The Appropriateness of Blessings
Posted by Jon on February 22, 2008
Our two boys have been sick with the flu this week. Probably the reason I’ve been wondering how soon is too soon (if there is a “too” soon?) to give a blessing, especially for the so-called “little things” in life?
Don’t get me wrong, I love giving blessings. I love receiving blessings. I love seeing the faith of those who ask to receive blessings. I whole-heartily see blessings as a fundamental part of Mormonism and the Priesthood. But when does it go to far? Can it go to far? After all, the power of the Priesthood was given to us to use it for righteous reasons, or so I understand it.
Still, I find myself slow to react for the little things, such as a cough, a cold or a fever. My rationale is simple: If I bless my kids when something little and that we know we can cope with, where do I draw the line?
It’s funny because I never thought I’d actually be asking myself this question. On my mission I had no problem explaining the benefits of blessings to people, and even offered (the appropriate way… not solicitation) many blessings to investigators, members or less-active members. So it’s weird that I find myself asking this question.
Part of the reason this is even a question is that my children don’t know to ask. My oldest has an idea as I’ve given him a couple blessings, but my youngest, at under a year, certainly does not. As a child and throughout my life I’ve been taught that it is an act of faith to ask for a blessing. That said, I either wait to be asked or ask when I feel its needed. So with children the rules change somewhat since the onus is on the parent to ask, or act.
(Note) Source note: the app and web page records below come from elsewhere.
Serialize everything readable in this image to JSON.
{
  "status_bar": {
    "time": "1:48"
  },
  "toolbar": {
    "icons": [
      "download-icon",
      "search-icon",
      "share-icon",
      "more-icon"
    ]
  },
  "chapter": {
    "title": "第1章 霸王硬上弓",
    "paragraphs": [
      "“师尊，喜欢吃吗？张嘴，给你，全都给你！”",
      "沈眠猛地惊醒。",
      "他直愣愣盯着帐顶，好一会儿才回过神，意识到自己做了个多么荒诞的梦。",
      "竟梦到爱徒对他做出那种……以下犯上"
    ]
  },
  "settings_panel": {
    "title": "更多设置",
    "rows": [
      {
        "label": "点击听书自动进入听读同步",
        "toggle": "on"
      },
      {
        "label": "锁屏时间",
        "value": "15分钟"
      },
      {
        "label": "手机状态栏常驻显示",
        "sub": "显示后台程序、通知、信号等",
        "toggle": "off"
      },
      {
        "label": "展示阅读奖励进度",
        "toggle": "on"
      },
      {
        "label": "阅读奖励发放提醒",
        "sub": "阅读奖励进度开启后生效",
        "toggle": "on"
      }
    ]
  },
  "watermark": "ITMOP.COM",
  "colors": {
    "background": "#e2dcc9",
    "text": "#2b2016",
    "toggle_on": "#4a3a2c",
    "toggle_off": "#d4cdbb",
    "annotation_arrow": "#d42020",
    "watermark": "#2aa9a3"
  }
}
The simplest answer I’ve come up with is to act when I feel prompted. There is no other better way than to have the spirit direct you. The fact I was even thinking about it means I probably should have blessed him last night when the thought even entered my mind. Now that I’m feeling some clarity on the matter (and I appreciate you–the reader–letting me take you through my thought processes), I realize I got tripped up when I started thinking about what medicine to give him to bring the fever down. Or what we could do to his room to circulate more air and help him breath a little easier.
I remember hearing stories while on my mission about how amazing the miracles were that took place in certain parts of Africa. From what I was told, because the faithful LDS in many areas of Africa are without much of the modern medicine we take for granted, they rely on blessings much more than us Westerners do. Their faith in Gods power to heal is powerful and real.
In a sense, I was guilty of relying too much on “mans” assistance, as I believe many of us do, more than that of a loving Heavenly Father. For my kids sake, and mine for that matter, I hope this isn’t a mistake I’m caught repeating throughout my life.